Get educated early. Physician’s offices, like ours, will often offer classes on antepartum and pregnancy care, hospital details, what to expect during labor or a C-section, interventions, lactation support options, available services and more. If you physician’s office does not offer these classes, most hospitals offer tours of their facilities, as well as breastfeeding preparation and support classes, parenting and birth preparation sessions, sibling classes and more. It’s important to get signed up for these classes early so the whole family can be equipped for the birthing and parenting process.
Get your loved ones on board. Many assume that since this is a natural process for women to give birth, that everything falls into place. However, for many new moms it is an emotional ride to receive attention from everyone in their circle for nine to ten months, and then have all of the attention shift to another, even if it is their baby. This sudden withdrawal of attention and emotional support can be devastating to some women, so the OB/GYN may be the first to initiate the conversation about how others can continue to support the mother after delivery. I encourage partners to give the patient well-deserved compliments and encouragement, which can go a long way in supporting mom’s self-esteem and boost her strength.
Don’t be afraid to ask for help. All moms should expect to feel overwhelmed and sleep-deprived at some point – it is how they handle and respond to these feelings that count. Just as we tell our children to “use their words,” I advise mothers to reach out to their support team and ask for help. Moms can begin by asking their closest family and friends, particularly the ones present at birth, for help. They want to help but may not know what to do. A prenatal discussion about how partners or loved ones can help after delivery with necessities like cooking, cleaning, grocery shopping, babysitting other children and more can help them to be ready to share the load after birth without the burden of having to ask when mom is at her busiest. Your support team is present because they love you however, they may not know exactly what you need unless you ask. Do yourself a favor and ask!

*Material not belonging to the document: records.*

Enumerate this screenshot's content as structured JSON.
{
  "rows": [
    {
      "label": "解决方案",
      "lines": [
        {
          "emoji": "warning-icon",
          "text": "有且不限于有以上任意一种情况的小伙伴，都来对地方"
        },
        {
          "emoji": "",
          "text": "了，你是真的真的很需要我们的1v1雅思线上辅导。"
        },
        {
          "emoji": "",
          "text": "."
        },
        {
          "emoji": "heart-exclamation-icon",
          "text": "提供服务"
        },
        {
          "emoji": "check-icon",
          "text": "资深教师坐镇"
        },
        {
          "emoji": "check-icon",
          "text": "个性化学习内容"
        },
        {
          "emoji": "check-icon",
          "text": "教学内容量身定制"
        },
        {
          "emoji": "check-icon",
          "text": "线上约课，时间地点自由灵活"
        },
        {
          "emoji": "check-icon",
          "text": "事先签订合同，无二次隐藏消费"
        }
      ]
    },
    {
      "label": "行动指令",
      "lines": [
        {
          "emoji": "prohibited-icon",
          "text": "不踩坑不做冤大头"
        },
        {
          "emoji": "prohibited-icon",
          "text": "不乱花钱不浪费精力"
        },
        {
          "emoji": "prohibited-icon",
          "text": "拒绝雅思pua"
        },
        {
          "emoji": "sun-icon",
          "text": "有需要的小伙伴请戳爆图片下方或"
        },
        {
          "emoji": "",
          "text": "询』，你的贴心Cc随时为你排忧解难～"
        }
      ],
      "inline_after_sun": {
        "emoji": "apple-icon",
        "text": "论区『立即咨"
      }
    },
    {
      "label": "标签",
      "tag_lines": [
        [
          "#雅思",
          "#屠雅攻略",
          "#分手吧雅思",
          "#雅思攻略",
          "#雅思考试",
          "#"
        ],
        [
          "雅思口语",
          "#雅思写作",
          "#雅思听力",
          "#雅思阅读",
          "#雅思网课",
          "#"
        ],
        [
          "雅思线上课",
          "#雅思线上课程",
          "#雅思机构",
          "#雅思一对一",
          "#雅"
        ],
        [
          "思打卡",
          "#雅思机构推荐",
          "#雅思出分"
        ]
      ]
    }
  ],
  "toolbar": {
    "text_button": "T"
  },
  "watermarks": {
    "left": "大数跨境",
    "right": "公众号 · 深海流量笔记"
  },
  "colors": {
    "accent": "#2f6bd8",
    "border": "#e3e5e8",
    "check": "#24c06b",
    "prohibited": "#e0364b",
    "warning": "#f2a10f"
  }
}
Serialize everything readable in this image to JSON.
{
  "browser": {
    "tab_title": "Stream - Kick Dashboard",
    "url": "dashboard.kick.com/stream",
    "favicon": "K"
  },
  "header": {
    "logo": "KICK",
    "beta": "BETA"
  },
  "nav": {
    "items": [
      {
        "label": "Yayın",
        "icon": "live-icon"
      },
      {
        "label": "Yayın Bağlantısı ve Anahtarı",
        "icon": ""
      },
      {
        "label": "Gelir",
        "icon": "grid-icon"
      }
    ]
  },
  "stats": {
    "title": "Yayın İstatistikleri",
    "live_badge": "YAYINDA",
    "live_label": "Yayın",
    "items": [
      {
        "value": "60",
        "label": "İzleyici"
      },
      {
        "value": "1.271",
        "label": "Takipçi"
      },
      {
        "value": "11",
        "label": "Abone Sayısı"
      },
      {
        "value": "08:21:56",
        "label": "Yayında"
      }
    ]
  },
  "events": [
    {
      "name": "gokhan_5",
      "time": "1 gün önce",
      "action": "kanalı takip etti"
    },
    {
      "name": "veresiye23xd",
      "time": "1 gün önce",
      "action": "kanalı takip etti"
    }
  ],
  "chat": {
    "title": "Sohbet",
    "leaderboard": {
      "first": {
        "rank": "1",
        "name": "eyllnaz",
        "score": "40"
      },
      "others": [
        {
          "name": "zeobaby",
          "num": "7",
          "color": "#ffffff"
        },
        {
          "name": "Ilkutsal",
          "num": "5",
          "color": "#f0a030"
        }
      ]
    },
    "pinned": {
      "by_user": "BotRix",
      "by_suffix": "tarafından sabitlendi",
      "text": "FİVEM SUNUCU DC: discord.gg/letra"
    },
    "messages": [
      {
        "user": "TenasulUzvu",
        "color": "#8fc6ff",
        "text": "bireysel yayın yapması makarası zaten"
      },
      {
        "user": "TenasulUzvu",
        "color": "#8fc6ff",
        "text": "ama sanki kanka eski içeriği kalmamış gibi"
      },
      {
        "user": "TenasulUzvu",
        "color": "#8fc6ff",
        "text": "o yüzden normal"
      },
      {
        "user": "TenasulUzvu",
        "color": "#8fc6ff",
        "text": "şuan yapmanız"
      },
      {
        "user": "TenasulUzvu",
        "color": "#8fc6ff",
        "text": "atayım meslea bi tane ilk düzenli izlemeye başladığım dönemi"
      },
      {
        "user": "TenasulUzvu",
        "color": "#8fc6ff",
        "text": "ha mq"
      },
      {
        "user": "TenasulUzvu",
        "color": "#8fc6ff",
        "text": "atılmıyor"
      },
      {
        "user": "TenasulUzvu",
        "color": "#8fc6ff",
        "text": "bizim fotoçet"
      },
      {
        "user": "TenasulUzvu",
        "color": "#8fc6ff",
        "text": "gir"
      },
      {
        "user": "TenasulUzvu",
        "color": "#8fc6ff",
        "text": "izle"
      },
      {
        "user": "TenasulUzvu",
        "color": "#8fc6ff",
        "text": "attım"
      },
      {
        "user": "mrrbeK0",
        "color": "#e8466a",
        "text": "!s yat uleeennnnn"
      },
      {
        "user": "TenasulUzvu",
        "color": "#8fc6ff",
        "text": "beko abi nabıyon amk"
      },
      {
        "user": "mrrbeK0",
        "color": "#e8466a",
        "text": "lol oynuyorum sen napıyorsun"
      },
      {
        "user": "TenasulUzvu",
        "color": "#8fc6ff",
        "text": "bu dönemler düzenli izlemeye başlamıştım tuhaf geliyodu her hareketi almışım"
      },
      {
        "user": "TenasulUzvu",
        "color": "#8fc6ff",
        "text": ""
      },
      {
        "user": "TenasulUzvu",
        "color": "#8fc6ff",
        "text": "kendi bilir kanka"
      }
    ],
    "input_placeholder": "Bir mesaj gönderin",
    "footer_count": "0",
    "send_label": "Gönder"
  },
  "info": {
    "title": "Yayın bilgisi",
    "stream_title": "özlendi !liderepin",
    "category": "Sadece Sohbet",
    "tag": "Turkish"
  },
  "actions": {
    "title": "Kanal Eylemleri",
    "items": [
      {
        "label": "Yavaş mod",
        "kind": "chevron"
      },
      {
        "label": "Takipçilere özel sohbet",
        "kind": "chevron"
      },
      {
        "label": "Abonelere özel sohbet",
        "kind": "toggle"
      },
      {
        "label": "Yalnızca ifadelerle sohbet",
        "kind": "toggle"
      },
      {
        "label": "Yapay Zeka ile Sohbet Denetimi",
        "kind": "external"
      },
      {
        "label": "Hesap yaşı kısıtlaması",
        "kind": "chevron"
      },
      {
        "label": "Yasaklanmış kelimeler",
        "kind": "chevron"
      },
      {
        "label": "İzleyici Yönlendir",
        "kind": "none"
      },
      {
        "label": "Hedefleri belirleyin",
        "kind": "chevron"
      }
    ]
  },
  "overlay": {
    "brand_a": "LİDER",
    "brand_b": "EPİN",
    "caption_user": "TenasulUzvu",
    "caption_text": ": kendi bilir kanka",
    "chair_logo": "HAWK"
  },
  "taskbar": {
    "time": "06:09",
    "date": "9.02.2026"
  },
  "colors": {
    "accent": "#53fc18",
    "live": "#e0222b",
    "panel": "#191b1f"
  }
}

Don’t skip on the follow up. The reality is that birth can be difficult both physically and emotionally, but proper postpartum care can help. Getting required aftercare can allow new moms to reduce other concerns and therefore spend more time focused on baby with less worry. At this appointment we make sure our patients are properly healing from delivery, check on their emotional well-being, and discuss contraceptive options, as well as baby’s health and feeding. We also can provide referrals for any needs from psychiatric to urological.
Stay in touch. When it comes to the OB/GYN care team, we are here for our patients. If any changes in health or mental status arise after birth, most doctors’ offices offer multiple ways to stay in touch and seek assistance. I encourage my patients to never delay contacting the office via telephone, portal or email because they feel embarrassed or that their concern is not “big” enough. If it is a causing distress, chances are your physician will want to know about it.
Having a baby is life-changing. Like any big event, it takes planning, preparation and follow-through. The right medical team should be there for mom every step of the way to help guide them during this important period in her life.
Khadijah Jordan, M.D., F.A.C.O.G., F.A.C.S.is a board-certified obstetrician/gynecologist, Dr. Jordan obtained her medical degree from Morehouse School of Medicine with clinical rotations at Emory University School of Medicine, both in Atlanta, Ga.. She completed a medical internship followed by a residency in Obstetrics and Gynecology at Harbor Hospital Center in Baltimore, Md., with training at Johns Hopkins Hospital and the University of Maryland Medical Center. In addition to becoming a Fellow of the American Congress of Obstetricians & Gynecologists, she has also met all requirements to become a Fellow of the American College of Surgeons. She was the first woman Department Chairman of OBGYN at CRMC and served as President of the Chesapeake Medical Society.